(Dataset excerpts Opens)

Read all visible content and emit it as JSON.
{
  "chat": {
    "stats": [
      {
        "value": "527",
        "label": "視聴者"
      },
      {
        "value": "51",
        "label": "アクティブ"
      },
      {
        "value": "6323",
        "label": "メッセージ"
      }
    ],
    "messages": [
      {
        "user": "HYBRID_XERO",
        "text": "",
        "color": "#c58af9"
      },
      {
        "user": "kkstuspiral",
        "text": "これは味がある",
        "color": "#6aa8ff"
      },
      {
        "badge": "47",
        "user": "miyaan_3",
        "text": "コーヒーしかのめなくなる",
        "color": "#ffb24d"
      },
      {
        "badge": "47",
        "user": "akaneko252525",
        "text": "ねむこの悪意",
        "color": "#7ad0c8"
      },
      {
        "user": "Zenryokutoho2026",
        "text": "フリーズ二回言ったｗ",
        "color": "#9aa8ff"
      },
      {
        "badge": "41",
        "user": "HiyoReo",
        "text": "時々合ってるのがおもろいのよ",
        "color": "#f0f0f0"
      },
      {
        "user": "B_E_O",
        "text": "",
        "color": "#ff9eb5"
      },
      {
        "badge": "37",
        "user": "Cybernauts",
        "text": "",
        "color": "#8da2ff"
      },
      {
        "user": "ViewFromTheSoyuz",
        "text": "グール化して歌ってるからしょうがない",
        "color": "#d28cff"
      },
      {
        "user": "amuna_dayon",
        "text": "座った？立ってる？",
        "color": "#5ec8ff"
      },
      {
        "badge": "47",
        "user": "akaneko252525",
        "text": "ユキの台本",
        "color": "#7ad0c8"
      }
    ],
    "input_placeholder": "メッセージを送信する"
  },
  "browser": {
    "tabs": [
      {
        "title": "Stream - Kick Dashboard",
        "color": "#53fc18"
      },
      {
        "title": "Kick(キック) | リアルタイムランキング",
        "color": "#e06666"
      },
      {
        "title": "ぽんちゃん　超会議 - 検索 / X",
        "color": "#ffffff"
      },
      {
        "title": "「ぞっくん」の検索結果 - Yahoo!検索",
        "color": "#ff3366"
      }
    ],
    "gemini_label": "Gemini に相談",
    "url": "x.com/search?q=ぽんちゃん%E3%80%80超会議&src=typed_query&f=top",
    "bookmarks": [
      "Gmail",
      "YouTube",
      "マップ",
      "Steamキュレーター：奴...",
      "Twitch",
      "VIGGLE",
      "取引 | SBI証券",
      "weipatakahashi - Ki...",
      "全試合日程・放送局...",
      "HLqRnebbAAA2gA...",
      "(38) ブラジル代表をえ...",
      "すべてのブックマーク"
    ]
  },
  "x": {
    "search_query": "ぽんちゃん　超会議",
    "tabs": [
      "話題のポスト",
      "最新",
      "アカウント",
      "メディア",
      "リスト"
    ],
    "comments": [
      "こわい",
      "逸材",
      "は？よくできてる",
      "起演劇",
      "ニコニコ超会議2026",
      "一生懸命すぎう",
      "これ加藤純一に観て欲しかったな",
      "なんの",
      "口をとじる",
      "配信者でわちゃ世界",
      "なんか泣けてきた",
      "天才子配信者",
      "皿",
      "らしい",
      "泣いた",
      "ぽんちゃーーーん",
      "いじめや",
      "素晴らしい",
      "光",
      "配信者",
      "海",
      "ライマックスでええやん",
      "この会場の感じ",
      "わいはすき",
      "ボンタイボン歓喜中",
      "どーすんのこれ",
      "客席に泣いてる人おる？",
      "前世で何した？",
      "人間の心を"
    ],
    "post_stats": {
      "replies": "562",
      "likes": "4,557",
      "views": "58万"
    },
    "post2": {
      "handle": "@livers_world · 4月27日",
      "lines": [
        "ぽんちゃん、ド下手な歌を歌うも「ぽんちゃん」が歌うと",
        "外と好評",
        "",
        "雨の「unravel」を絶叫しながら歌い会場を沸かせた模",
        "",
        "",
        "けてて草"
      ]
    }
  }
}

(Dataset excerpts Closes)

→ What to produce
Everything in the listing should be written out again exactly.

→ Reply to the exercise
Read all visible content and emit it as JSON.
{
  "chat": {
    "stats": [
      {
        "value": "527",
        "label": "視聴者"
      },
      {
        "value": "51",
        "label": "アクティブ"
      },
      {
        "value": "6323",
        "label": "メッセージ"
      }
    ],
    "messages": [
      {
        "user": "HYBRID_XERO",
        "text": "",
        "color": "#c58af9"
      },
      {
        "user": "kkstuspiral",
        "text": "これは味がある",
        "color": "#6aa8ff"
      },
      {
        "badge": "47",
        "user": "miyaan_3",
        "text": "コーヒーしかのめなくなる",
        "color": "#ffb24d"
      },
      {
        "badge": "47",
        "user": "akaneko252525",
        "text": "ねむこの悪意",
        "color": "#7ad0c8"
      },
      {
        "user": "Zenryokutoho2026",
        "text": "フリーズ二回言ったｗ",
        "color": "#9aa8ff"
      },
      {
        "badge": "41",
        "user": "HiyoReo",
        "text": "時々合ってるのがおもろいのよ",
        "color": "#f0f0f0"
      },
      {
        "user": "B_E_O",
        "text": "",
        "color": "#ff9eb5"
      },
      {
        "badge": "37",
        "user": "Cybernauts",
        "text": "",
        "color": "#8da2ff"
      },
      {
        "user": "ViewFromTheSoyuz",
        "text": "グール化して歌ってるからしょうがない",
        "color": "#d28cff"
      },
      {
        "user": "amuna_dayon",
        "text": "座った？立ってる？",
        "color": "#5ec8ff"
      },
      {
        "badge": "47",
        "user": "akaneko252525",
        "text": "ユキの台本",
        "color": "#7ad0c8"
      }
    ],
    "input_placeholder": "メッセージを送信する"
  },
  "browser": {
    "tabs": [
      {
        "title": "Stream - Kick Dashboard",
        "color": "#53fc18"
      },
      {
        "title": "Kick(キック) | リアルタイムランキング",
        "color": "#e06666"
      },
      {
        "title": "ぽんちゃん　超会議 - 検索 / X",
        "color": "#ffffff"
      },
      {
        "title": "「ぞっくん」の検索結果 - Yahoo!検索",
        "color": "#ff3366"
      }
    ],
    "gemini_label": "Gemini に相談",
    "url": "x.com/search?q=ぽんちゃん%E3%80%80超会議&src=typed_query&f=top",
    "bookmarks": [
      "Gmail",
      "YouTube",
      "マップ",
      "Steamキュレーター：奴...",
      "Twitch",
      "VIGGLE",
      "取引 | SBI証券",
      "weipatakahashi - Ki...",
      "全試合日程・放送局...",
      "HLqRnebbAAA2gA...",
      "(38) ブラジル代表をえ...",
      "すべてのブックマーク"
    ]
  },
  "x": {
    "search_query": "ぽんちゃん　超会議",
    "tabs": [
      "話題のポスト",
      "最新",
      "アカウント",
      "メディア",
      "リスト"
    ],
    "comments": [
      "こわい",
      "逸材",
      "は？よくできてる",
      "起演劇",
      "ニコニコ超会議2026",
      "一生懸命すぎう",
      "これ加藤純一に観て欲しかったな",
      "なんの",
      "口をとじる",
      "配信者でわちゃ世界",
      "なんか泣けてきた",
      "天才子配信者",
      "皿",
      "らしい",
      "泣いた",
      "ぽんちゃーーーん",
      "いじめや",
      "素晴らしい",
      "光",
      "配信者",
      "海",
      "ライマックスでええやん",
      "この会場の感じ",
      "わいはすき",
      "ボンタイボン歓喜中",
      "どーすんのこれ",
      "客席に泣いてる人おる？",
      "前世で何した？",
      "人間の心を"
    ],
    "post_stats": {
      "replies": "562",
      "likes": "4,557",
      "views": "58万"
    },
    "post2": {
      "handle": "@livers_world · 4月27日",
      "lines": [
        "ぽんちゃん、ド下手な歌を歌うも「ぽんちゃん」が歌うと",
        "外と好評",
        "",
        "雨の「unravel」を絶叫しながら歌い会場を沸かせた模",
        "",
        "",
        "けてて草"
      ]
    }
  }
}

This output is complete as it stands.